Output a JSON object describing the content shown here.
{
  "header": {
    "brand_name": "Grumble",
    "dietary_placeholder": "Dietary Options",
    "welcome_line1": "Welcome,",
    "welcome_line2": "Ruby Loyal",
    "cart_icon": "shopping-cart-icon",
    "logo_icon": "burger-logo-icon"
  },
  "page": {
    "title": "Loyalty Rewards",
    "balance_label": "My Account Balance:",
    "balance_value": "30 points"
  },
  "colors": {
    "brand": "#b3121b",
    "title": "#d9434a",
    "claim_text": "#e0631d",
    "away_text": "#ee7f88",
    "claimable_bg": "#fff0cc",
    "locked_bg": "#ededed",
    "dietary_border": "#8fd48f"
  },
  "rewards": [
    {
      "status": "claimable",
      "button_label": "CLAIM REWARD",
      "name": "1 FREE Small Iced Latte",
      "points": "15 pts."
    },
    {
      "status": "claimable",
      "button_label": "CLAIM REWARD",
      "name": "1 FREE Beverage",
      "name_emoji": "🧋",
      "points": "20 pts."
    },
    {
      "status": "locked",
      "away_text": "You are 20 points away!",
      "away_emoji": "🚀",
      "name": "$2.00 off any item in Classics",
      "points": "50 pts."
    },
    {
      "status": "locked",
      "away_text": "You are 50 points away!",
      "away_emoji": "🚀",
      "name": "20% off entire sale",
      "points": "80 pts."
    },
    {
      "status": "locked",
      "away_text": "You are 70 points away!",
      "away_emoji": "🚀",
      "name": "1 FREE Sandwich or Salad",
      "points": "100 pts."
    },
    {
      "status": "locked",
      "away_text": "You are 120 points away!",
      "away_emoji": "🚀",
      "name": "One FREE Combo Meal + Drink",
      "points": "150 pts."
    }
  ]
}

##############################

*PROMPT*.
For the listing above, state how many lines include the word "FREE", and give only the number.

*RESULT*.
4